Data for this exercise
%%

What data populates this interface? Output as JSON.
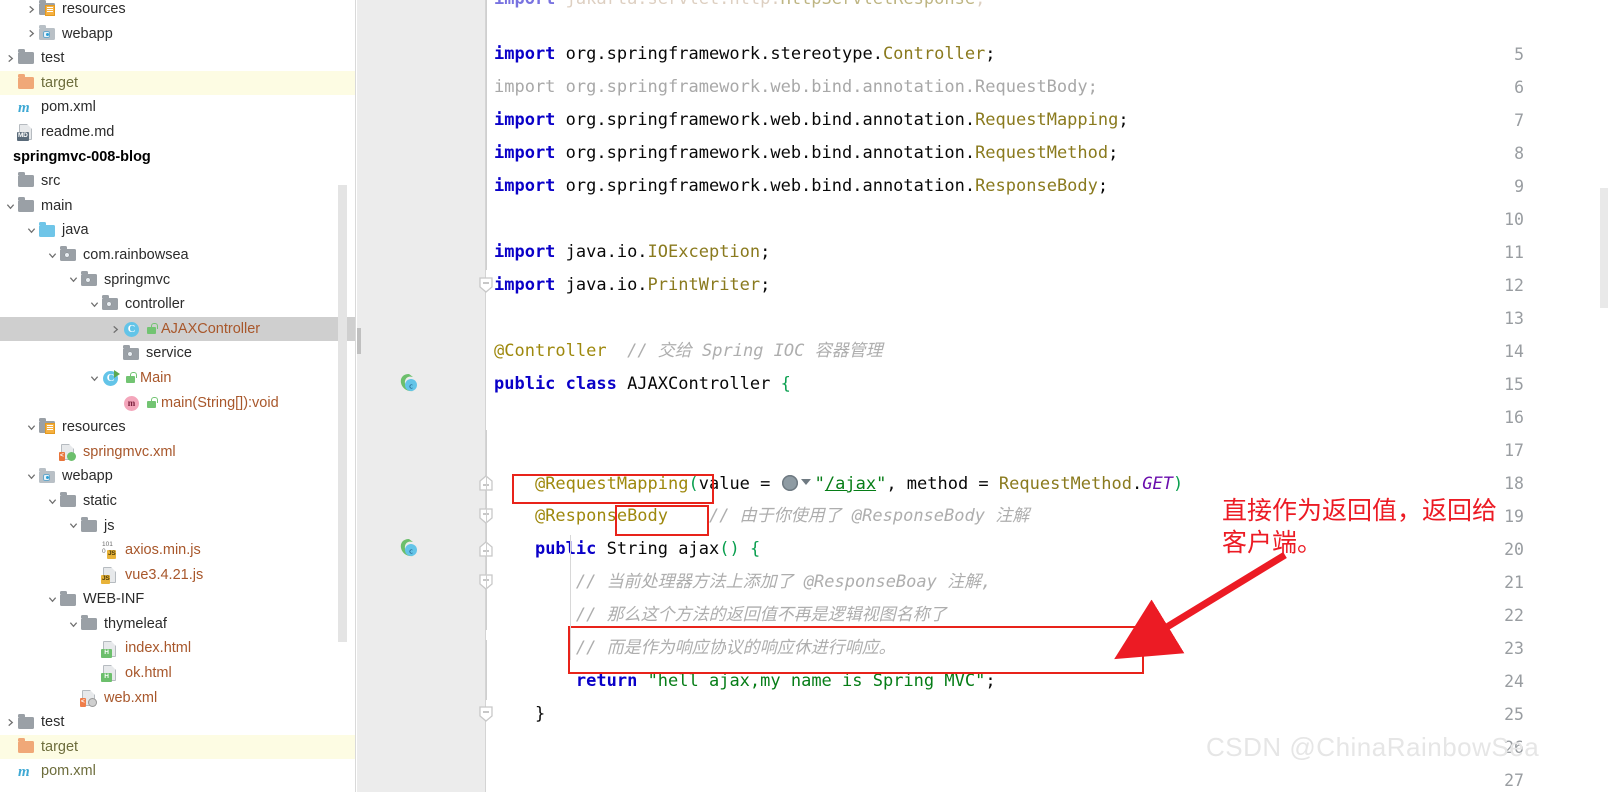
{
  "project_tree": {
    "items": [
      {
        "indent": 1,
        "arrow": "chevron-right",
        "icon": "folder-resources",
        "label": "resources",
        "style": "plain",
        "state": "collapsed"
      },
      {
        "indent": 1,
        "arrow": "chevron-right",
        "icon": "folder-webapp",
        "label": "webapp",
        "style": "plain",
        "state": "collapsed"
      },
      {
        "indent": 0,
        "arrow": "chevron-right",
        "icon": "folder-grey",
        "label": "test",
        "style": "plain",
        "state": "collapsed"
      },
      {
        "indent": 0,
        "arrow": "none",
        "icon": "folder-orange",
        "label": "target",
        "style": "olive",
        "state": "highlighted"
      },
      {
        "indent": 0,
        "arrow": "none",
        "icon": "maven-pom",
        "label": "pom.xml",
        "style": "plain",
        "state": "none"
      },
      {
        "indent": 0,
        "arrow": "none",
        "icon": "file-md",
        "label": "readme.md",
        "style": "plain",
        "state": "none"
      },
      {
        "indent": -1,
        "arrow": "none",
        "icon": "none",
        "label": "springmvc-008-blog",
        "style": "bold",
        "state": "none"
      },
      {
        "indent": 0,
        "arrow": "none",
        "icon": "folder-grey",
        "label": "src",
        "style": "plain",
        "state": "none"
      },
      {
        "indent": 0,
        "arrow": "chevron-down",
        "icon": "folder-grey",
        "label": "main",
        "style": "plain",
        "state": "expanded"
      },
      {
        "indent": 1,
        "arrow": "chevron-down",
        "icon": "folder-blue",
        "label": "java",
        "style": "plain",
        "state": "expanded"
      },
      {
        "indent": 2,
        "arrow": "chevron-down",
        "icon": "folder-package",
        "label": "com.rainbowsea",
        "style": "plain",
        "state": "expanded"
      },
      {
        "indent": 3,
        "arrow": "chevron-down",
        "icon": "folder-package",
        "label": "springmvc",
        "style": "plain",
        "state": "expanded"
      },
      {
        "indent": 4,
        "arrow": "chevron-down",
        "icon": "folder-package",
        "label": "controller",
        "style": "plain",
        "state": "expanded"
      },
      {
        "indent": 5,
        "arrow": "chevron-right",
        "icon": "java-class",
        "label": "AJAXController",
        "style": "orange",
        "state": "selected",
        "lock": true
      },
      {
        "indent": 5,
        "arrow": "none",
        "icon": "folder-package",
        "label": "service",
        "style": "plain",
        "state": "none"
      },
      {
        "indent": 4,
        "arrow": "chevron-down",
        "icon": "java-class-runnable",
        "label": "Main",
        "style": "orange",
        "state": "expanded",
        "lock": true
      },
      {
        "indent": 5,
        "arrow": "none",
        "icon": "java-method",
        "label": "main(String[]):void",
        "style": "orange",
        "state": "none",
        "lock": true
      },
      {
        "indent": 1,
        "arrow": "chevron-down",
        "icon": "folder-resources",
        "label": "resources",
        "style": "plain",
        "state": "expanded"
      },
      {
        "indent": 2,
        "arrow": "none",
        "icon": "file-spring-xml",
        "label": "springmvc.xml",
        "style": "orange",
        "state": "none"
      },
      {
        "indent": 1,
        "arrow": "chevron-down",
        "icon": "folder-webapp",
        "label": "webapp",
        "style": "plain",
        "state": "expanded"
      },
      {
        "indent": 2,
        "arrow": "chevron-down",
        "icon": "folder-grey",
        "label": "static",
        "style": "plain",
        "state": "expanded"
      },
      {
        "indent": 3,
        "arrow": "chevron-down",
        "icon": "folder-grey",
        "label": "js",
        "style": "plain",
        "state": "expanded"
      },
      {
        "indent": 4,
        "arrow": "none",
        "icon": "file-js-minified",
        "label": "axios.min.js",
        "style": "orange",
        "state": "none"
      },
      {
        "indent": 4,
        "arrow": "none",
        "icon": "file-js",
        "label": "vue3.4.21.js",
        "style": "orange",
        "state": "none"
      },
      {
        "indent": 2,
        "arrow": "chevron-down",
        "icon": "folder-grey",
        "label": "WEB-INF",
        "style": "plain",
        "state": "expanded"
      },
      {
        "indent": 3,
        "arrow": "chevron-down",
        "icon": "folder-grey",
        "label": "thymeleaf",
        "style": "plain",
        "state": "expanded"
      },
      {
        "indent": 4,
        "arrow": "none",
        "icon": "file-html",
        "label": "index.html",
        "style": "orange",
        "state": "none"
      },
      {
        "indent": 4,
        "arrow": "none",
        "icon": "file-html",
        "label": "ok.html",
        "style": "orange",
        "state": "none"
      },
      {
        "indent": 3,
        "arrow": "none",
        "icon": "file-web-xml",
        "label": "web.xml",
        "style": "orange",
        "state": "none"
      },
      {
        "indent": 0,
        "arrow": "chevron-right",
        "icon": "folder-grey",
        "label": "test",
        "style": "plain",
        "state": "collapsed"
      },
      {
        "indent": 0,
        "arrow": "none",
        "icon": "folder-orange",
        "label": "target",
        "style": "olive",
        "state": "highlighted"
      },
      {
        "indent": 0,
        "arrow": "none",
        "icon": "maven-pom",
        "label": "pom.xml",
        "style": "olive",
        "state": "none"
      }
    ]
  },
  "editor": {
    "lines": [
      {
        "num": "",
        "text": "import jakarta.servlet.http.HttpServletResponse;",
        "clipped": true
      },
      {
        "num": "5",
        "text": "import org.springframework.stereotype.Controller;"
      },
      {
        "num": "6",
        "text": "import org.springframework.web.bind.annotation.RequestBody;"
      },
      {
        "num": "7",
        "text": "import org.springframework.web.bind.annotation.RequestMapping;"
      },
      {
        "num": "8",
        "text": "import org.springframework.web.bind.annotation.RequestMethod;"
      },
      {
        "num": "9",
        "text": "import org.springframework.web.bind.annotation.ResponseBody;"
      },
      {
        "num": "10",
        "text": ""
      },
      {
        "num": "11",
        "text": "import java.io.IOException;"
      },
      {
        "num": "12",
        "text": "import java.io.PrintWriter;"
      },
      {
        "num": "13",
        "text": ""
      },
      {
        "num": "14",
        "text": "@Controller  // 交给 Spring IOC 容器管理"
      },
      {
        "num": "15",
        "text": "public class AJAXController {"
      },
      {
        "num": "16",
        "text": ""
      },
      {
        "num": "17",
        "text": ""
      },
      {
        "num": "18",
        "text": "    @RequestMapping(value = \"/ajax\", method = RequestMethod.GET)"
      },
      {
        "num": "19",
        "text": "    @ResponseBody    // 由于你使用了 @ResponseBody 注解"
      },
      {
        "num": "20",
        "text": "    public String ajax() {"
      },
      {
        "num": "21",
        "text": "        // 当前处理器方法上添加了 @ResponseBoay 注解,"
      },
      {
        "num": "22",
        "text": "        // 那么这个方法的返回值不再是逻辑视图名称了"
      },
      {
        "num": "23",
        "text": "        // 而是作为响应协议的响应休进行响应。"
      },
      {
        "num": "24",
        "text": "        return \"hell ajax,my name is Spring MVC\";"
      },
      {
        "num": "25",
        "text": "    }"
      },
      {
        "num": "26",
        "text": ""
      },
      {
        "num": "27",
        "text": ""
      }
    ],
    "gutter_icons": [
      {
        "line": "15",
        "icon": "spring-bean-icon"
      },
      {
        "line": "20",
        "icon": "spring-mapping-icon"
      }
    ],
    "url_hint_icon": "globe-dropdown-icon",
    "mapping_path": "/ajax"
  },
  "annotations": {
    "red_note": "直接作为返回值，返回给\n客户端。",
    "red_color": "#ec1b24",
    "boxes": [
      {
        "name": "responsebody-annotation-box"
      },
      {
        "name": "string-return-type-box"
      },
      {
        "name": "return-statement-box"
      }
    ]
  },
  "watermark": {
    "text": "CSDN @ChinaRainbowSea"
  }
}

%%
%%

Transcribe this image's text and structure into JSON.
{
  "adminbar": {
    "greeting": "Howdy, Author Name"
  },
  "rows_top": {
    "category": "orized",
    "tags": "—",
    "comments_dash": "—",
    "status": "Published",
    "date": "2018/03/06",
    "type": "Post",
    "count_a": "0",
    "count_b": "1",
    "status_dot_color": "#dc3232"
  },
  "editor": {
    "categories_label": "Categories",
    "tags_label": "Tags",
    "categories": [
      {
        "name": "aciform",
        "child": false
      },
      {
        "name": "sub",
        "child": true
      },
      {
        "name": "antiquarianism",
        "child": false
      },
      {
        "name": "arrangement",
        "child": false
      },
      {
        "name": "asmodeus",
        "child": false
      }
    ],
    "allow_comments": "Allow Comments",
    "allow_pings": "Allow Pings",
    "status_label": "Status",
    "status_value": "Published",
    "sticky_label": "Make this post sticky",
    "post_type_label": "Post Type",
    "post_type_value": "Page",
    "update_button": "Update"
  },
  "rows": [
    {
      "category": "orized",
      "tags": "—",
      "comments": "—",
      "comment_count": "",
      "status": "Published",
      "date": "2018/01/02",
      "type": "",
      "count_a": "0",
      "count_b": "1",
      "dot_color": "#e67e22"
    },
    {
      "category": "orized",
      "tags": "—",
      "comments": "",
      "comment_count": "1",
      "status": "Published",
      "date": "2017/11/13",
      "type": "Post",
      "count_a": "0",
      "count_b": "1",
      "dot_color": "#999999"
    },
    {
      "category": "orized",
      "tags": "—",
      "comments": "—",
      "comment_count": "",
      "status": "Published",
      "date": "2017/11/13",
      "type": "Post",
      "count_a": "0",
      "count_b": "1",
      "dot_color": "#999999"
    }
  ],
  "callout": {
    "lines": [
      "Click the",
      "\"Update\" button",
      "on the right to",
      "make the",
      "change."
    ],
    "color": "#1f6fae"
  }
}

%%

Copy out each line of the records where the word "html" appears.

        "icon": "file-html",
        "label": "index.html",
        "icon": "file-html",
        "label": "ok.html",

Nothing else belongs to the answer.